Iran's nuclear threat: Can inspections defuse the tensions?
Many Western diplomats hope their worst fears won't be confirmed as international nuclear experts arrive in Iran for a fact-finding mission
Iranian students, waiting for the arrival of international nuclear inspectors, carry pictures of an Iranian nuclear scientist who was killed in a bomb blast this month.
Iranian students, waiting for the arrival of international nuclear inspectors, carry pictures of an Iranian nuclear scientist who was killed in a bomb blast this month.
REUTERS/Morteza Nikoubazl
A

team of inspectors from the International Atomic Energy Agency (IAEA) began a potentially crucial three-day visit to Iran on Sunday. Tehran's top diplomat said he was confident that talks between inspectors and Iranian officials would soothe foreign leaders, who fear that the Islamic Republic is trying to build nuclear weapons. But tensions remain high. The U.S. and Europe recently announced tough new sanctions designed to deprive the Iranian government of oil income it needs to survive, and Iran reacted with a threat to block all oil shipments out of the Persian Gulf (See The Week's briefing on Iran's threat to close the Strait of Hormuz). Could the inspections prevent the confrontation from escalating?

This is a start: "The standoff between the U.S. and Iran has raised tensions in the Persian Gulf region to the boiling point," says Javid Husain in Pakistan's The Nation. The important thing now is to start cooling off. All concerned must "avoid hostilities and adopt the path of negotiations," because everybody loses if a shooting war erupts in the Strait of Hormuz. Inspections could be an important first step, but only if the U.S. will back down if its suspicions aren't confirmed by the IAEA.
"U.S. double standards and Iran"

These inspections are essentially useless: "If the intention is to browbeat Iran, the inspectors aren't going to get anywhere," says M.K. Badhrakumar at Indian Punchline. Even if the inspectors find damning evidence, Iran's leaders have made it clear they "won't blink" — which means they will continue defying the West by producing more nuclear fuel no matter what.
"Silver lining in the Iran situation"

It all depends what the inspectors say: Nobody knows whether Iran's leaders are "acting in good faith," says James M. Lindsay at the Council on Foreign Relations, or "using the visits as part of a delaying strategy to buy more time for their nuclear program." We simply need more information.
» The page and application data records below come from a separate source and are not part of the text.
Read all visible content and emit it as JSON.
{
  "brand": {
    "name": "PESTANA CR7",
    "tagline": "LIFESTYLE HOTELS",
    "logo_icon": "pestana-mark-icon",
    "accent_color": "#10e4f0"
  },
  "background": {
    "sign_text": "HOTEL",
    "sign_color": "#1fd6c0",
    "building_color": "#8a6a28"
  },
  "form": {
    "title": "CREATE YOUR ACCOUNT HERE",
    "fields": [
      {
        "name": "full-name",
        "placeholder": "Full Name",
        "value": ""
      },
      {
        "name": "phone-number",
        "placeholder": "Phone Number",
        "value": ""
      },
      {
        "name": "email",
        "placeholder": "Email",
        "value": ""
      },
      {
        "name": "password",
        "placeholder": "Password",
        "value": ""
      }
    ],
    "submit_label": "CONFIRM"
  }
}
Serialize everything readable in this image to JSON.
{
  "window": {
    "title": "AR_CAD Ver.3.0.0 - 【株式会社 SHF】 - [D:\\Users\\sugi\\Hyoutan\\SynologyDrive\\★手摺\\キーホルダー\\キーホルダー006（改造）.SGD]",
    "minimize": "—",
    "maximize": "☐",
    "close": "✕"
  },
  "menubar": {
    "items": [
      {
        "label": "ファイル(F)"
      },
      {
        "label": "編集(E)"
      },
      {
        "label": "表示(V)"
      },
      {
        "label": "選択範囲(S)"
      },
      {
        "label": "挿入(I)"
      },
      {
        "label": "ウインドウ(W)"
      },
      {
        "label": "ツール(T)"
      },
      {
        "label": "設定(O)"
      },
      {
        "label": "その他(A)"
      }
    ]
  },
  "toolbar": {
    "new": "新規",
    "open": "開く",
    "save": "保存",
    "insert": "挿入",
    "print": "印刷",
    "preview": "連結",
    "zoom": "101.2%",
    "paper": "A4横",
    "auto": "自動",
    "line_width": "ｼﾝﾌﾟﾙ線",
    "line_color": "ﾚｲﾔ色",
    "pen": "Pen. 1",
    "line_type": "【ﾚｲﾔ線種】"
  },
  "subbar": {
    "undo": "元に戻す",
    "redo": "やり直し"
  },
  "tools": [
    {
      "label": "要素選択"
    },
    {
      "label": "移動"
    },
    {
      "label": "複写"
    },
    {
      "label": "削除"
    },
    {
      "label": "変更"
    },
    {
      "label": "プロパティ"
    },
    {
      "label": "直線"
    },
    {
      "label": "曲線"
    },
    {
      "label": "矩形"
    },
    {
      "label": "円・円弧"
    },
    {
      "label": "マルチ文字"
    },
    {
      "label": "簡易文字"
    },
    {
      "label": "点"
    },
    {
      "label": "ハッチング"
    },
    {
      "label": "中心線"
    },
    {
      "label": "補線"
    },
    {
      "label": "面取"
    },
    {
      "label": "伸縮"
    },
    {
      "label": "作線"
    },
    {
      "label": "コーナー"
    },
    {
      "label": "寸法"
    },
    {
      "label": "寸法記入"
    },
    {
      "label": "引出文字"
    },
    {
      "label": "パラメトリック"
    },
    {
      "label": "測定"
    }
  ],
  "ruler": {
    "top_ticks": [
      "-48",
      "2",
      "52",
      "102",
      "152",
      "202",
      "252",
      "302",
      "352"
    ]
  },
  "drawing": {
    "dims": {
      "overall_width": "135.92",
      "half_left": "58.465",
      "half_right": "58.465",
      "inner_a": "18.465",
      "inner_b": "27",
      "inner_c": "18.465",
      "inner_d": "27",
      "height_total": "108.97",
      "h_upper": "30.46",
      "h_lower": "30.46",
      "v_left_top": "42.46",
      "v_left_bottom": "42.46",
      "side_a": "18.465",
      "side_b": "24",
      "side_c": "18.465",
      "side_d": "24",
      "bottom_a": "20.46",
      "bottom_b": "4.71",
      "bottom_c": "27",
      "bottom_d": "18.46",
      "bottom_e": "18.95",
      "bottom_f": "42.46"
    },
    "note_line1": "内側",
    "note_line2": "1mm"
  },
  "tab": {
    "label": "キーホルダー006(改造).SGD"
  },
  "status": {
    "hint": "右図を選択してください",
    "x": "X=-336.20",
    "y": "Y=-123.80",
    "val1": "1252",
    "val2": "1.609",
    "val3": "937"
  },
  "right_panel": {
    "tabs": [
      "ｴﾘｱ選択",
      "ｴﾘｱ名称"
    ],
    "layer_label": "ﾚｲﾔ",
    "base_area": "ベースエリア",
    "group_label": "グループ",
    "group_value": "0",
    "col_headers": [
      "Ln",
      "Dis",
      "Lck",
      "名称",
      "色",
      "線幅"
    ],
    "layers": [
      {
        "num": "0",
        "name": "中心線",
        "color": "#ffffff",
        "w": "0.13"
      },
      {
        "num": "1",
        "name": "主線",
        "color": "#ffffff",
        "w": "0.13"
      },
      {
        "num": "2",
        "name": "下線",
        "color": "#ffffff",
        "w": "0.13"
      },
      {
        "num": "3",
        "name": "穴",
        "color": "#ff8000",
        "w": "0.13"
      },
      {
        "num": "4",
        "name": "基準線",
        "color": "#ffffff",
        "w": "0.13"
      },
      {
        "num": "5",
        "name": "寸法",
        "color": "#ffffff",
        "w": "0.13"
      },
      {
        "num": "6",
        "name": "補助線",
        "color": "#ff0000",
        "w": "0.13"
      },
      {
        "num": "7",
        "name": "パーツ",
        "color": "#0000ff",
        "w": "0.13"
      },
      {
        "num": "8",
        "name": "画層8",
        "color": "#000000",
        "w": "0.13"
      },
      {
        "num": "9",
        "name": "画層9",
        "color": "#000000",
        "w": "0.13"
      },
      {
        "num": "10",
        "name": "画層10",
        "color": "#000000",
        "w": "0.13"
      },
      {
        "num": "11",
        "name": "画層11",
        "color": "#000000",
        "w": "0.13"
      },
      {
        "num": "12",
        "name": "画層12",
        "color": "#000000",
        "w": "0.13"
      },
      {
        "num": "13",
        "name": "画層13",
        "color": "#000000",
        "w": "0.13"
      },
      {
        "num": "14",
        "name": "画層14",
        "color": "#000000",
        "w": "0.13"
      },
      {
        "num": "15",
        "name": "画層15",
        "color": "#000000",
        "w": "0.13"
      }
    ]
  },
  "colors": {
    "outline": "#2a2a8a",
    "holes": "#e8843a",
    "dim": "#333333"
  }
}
That's why the world will be closely following the IAEA inspectors' mission, "and listening to what they say after they depart [Iran]."
"What will IAEA inspectors find in Iran?"

EDITORS' PICKS

THE WEEK'S AUDIOPHILE PODCASTS: LISTEN SMARTER

Subscribe to the Week